Copy out all of the entries, keeping every word the same.

Website and app data records:
§
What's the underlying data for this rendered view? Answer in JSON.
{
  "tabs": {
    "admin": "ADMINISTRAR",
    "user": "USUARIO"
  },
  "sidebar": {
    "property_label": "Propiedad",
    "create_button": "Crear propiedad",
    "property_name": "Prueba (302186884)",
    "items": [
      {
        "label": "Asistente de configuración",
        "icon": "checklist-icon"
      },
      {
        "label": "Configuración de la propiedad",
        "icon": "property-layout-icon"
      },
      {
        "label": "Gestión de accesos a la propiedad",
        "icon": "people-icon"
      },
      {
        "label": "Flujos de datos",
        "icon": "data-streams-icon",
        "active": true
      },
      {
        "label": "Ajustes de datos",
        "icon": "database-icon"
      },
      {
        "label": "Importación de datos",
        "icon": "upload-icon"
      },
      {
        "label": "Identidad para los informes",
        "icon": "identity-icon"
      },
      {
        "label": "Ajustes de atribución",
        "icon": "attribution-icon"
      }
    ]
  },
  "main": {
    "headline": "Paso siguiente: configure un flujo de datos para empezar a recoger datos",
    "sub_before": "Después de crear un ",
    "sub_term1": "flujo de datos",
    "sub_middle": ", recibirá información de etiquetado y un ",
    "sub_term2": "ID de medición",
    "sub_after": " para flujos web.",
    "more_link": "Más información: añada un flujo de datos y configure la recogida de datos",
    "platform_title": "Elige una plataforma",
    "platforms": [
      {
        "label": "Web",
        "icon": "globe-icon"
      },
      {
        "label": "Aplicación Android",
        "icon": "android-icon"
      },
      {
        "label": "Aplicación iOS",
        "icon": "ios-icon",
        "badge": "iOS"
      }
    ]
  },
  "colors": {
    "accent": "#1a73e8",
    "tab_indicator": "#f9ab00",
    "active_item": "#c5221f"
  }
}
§
Answer:
What's the underlying data for this rendered view? Answer in JSON.
{
  "tabs": {
    "admin": "ADMINISTRAR",
    "user": "USUARIO"
  },
  "sidebar": {
    "property_label": "Propiedad",
    "create_button": "Crear propiedad",
    "property_name": "Prueba (302186884)",
    "items": [
      {
        "label": "Asistente de configuración",
        "icon": "checklist-icon"
      },
      {
        "label": "Configuración de la propiedad",
        "icon": "property-layout-icon"
      },
      {
        "label": "Gestión de accesos a la propiedad",
        "icon": "people-icon"
      },
      {
        "label": "Flujos de datos",
        "icon": "data-streams-icon",
        "active": true
      },
      {
        "label": "Ajustes de datos",
        "icon": "database-icon"
      },
      {
        "label": "Importación de datos",
        "icon": "upload-icon"
      },
      {
        "label": "Identidad para los informes",
        "icon": "identity-icon"
      },
      {
        "label": "Ajustes de atribución",
        "icon": "attribution-icon"
      }
    ]
  },
  "main": {
    "headline": "Paso siguiente: configure un flujo de datos para empezar a recoger datos",
    "sub_before": "Después de crear un ",
    "sub_term1": "flujo de datos",
    "sub_middle": ", recibirá información de etiquetado y un ",
    "sub_term2": "ID de medición",
    "sub_after": " para flujos web.",
    "more_link": "Más información: añada un flujo de datos y configure la recogida de datos",
    "platform_title": "Elige una plataforma",
    "platforms": [
      {
        "label": "Web",
        "icon": "globe-icon"
      },
      {
        "label": "Aplicación Android",
        "icon": "android-icon"
      },
      {
        "label": "Aplicación iOS",
        "icon": "ios-icon",
        "badge": "iOS"
      }
    ]
  },
  "colors": {
    "accent": "#1a73e8",
    "tab_indicator": "#f9ab00",
    "active_item": "#c5221f"
  }
}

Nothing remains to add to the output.